It was also an awesome opportunity for all of us to join Chief of Maintenance James Minor to recognize two park staff who are also Vietnam Era veterans: Mr. Kit Frederic and Don Bacon.  This was part of the National Park Service’s effort to join the nation thanking them during the 50th Commemoration of the Vietnam Conflict.

Thank You

  • Bank Of America bought all of the food.
  • Wounded Warrior Project provided participants with camelbacks.
  • National Parks Conservation Association helped organize.

Sequoia & Kings Canyon National Park

The Mission Continues and the National Parks Conservation Association serving in Sequoia & Kings Canyon National Park for the weekend

July 27-29, veterans from both Southern California and Northern California convened in Sequoia National Park. We had a total of 20 unique veterans show up with varying levels of connection to The Mission Continues and camping. The National Park Service hosted the group at an awesome remote campsite called Wolverton, as well as two NPS veteran employees to speak with the group about pathways for employment with NPS.

We entered the park as strangers separated by distance and left the wilderness connected by a shared sense of service.

Part of the volunteer trip was a chance to set up camp! The group enjoyed time to connect and have fun.

Our project on Saturday was at the Round Meadow and where we spent the majority of the day clearing invasive plants.

The purpose of this weekend was not solely about service and community impact but it was also about connectedness and enjoying a park meant for us all.

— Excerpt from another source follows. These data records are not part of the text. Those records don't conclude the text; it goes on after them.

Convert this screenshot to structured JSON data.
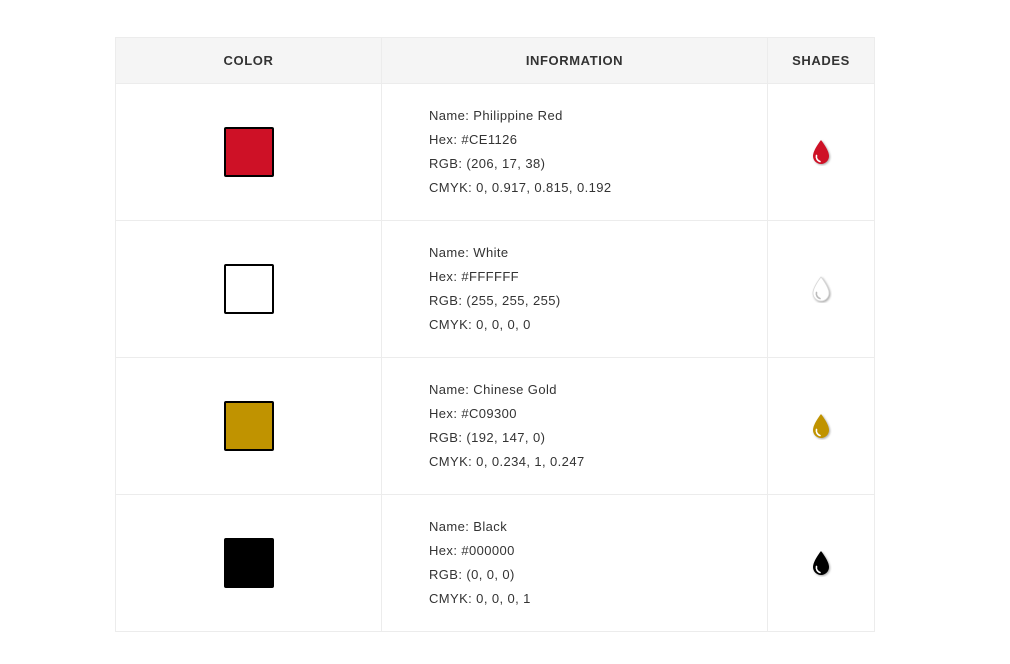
{
  "header": {
    "color": "COLOR",
    "information": "INFORMATION",
    "shades": "SHADES"
  },
  "rows": [
    {
      "swatch_color": "#CE1126",
      "name": "Name: Philippine Red",
      "hex": "Hex: #CE1126",
      "rgb": "RGB: (206, 17, 38)",
      "cmyk": "CMYK: 0, 0.917, 0.815, 0.192",
      "shade_icon": "drop-icon"
    },
    {
      "swatch_color": "#FFFFFF",
      "name": "Name: White",
      "hex": "Hex: #FFFFFF",
      "rgb": "RGB: (255, 255, 255)",
      "cmyk": "CMYK: 0, 0, 0, 0",
      "shade_icon": "drop-icon"
    },
    {
      "swatch_color": "#C09300",
      "name": "Name: Chinese Gold",
      "hex": "Hex: #C09300",
      "rgb": "RGB: (192, 147, 0)",
      "cmyk": "CMYK: 0, 0.234, 1, 0.247",
      "shade_icon": "drop-icon"
    },
    {
      "swatch_color": "#000000",
      "name": "Name: Black",
      "hex": "Hex: #000000",
      "rgb": "RGB: (0, 0, 0)",
      "cmyk": "CMYK: 0, 0, 0, 1",
      "shade_icon": "drop-icon"
    }
  ]
}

We went on hikes, bonded over the beautiful surroundings, had a chance to catch our breath in the stunning wilderness, shared meals and laughs and looked out for one another during trying times on the hikes.

We entered the park as strangers separated by distance and left the wilderness connected by a shared sense of service. 

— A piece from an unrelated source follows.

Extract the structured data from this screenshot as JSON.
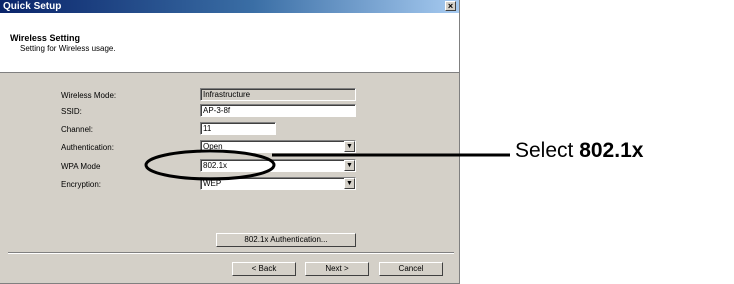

Veterans serving with The Mission Continues in Sequoia & Kings Canyon National Park

“It always amazes me to see how quickly veterans can bond with one another and begin to appreciate the differences each one brings with them in addition to their military service.”

 — Jimi Shaughnessy, The Mission Continues

Thank You

  • Krista Mathias at Sequoia Parks Conservancy lent gear for half the group and lead us on a guided night tour.
  • Jenny Kirk and Johnathan Humphrey from the National Parks Conservancy gave us the campground and coordinated the project on Saturday. They also invited 2 veterans employed with the park to speak to us about employment and community within the National Park Service. 
  • Huckberry.com gave us a $1,500.00 credit on their website, enabling us to purchase 3 complete gear sets that were used on this trip and will be used on future volunteer trips.
  • National Parks Conservation Association helped organize.

#WhatsNext?

Across 4 States and 3 time zones, our impact was felt from Washington to Arizona, to California to Hawaii! Huge shout out to our partners over at the National Parks Conservation Association for facilitating this opportunity to participate in their Operation #FixOurParks campaign.

We don’t sit still. We’re ALWAYS looking for what’s next. Hence, #WhatsNext is the West Region’s hashtag, embodying everything we are doing for the next year. So here’s what’s next for you:

Sign up to volunteer for a project during our 9/11 #UnitedInService series! We’ve got over 40 unique projects across the country, and we’d love YOU to join us.

You don’t have to be a veteran to volunteer. Our doors are open to all people of all ages and abilities, regardless of military history (or lack of one).